[Opening MATERIAL FOR THE TASK section]

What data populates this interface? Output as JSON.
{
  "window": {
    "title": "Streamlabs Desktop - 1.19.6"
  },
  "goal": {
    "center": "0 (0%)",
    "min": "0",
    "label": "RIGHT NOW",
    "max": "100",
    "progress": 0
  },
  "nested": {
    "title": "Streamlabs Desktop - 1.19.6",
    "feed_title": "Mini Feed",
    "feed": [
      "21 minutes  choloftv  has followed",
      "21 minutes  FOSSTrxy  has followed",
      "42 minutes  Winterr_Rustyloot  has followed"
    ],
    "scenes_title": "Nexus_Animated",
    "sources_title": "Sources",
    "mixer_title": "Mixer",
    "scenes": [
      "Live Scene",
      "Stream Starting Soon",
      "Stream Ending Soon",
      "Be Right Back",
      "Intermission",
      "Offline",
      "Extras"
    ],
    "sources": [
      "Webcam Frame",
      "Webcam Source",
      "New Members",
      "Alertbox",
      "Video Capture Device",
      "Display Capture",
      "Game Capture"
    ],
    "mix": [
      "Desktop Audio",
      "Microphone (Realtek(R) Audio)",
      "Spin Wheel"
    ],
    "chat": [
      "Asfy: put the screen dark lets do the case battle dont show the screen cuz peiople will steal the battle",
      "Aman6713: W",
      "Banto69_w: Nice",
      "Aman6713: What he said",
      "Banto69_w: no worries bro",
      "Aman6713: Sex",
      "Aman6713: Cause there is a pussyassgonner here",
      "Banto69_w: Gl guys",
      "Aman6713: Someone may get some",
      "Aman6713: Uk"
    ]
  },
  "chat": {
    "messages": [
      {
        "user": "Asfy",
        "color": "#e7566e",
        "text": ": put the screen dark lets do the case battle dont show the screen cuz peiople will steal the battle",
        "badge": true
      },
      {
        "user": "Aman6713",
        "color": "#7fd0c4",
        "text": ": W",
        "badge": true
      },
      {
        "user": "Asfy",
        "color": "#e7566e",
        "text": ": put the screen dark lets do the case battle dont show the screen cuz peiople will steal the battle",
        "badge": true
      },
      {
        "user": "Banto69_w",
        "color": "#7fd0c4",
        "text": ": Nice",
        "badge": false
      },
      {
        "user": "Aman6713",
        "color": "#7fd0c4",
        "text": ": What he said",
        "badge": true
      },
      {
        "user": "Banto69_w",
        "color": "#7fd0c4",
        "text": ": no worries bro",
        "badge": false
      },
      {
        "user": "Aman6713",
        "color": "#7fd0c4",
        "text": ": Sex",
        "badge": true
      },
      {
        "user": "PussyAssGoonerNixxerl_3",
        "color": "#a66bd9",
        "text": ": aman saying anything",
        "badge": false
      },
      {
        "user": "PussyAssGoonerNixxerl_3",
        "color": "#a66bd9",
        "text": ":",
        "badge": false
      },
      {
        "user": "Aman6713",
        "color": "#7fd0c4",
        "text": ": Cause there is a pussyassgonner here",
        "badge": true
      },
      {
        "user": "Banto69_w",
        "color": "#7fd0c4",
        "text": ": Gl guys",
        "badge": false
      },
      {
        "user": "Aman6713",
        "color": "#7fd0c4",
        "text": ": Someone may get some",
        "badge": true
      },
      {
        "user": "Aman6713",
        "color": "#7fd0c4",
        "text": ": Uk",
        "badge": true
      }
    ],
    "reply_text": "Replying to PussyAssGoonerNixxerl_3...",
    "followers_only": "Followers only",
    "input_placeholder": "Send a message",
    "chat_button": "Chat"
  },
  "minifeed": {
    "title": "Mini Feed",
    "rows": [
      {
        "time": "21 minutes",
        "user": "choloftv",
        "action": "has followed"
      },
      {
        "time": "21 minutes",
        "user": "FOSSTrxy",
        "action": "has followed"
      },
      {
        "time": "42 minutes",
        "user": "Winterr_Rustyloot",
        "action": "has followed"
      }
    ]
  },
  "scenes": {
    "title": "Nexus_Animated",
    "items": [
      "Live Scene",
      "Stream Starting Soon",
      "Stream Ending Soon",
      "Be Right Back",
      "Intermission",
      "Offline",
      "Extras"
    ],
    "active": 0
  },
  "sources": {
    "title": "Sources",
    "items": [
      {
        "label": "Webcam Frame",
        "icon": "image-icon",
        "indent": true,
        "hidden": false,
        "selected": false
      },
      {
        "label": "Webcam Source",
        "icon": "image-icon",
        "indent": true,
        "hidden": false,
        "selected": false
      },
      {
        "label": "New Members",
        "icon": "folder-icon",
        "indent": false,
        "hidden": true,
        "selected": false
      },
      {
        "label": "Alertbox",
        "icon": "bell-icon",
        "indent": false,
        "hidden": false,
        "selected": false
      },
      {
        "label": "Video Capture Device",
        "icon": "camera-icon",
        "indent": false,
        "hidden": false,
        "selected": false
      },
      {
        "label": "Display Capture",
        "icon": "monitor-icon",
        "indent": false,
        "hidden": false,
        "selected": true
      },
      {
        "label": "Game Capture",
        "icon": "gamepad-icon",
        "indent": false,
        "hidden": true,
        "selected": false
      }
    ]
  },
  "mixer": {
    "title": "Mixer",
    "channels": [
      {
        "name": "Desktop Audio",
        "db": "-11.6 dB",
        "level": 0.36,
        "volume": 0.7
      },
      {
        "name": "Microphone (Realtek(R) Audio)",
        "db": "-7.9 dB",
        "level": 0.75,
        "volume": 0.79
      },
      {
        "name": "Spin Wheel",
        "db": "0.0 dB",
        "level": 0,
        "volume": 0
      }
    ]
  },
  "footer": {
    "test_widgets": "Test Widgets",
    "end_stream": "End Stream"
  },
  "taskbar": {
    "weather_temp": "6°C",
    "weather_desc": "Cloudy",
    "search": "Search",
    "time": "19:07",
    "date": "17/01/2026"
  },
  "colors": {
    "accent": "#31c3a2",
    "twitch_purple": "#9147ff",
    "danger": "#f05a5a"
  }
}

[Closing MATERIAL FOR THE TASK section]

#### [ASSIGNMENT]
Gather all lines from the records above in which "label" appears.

#### [EXERCISE RESPONSE]
    "label": "RIGHT NOW",
        "label": "Webcam Frame",
        "label": "Webcam Source",
        "label": "New Members",
        "label": "Alertbox",
        "label": "Video Capture Device",
        "label": "Display Capture",
        "label": "Game Capture",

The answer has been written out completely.